for street art, just print off the character and using glue/clear sealer (get runny stuff that is clear) and a paint brush stick it to a wall.

batonas (author)2011-03-18

I see you like old 2d games like me, you should try cave story if you havent, its my personal favorite, I want more of that stuff but there is nothing as good as it.
I am shure you wold paint som of the characters from the game after finishing it
P.S. its free.

fungus amungus (author)batonas2011-03-18

I played a ton of them back in the day, but not so interested in them now. My gaming has dropped down to just a couple games a year now so it's pretty rare. Many other things are taking up my time these days.

I still remember late-night gaming sessions with friends, though. Was a lot of fun.

AlternateLives (author)2011-03-17


( )

Wow, whole other adventures for those guys.

It gets really funny! Continue reading!

seamster (author)2011-03-17

Looks good. I like the trick with the wax... I'd never heard of that before.

fungus amungus (author)seamster2011-03-17

I used it for another piece that I gave my wife as a present. Instructions I read said to lay down some paper towels and iron it. In theory the wax would melt and stick to the paper towel. The reality was a hot mess. Maybe I was doing it wrong.

After much frustration I found someone else who described this technique. Much easier.

Tomcat94 (author)2011-03-17

This is beyond amazing.

splazem (author)2011-03-16

This is awesome! I gotta do it. Pac-man and the ghosts would look cool...
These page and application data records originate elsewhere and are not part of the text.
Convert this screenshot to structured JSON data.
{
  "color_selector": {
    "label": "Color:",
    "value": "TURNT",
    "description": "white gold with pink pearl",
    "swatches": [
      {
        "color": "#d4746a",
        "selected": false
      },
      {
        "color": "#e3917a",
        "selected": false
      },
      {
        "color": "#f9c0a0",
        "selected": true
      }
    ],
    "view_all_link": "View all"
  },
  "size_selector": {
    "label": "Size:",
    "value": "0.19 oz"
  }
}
Ninzerbean (author)2011-03-16

What exactly does the beeswax do - is to help in the distressing? Does it not make the paint hard to stick on to? Great visual on the registration marks, so easy to follow how that works.

Beeswax is for the distressing. It makes it so the paint on top of the wax isn't as strongly adhered so when you rub it it will flake off easier.

About This Instructable




Bio: I like to make things for the internets. I also sell a pretty cool calendar at You'll like it.
More by fungus amungus:3D Printed US Population MapLight Painting With an IPhoneSuper Bright RGB LED Bike Wheels
Add instructable to: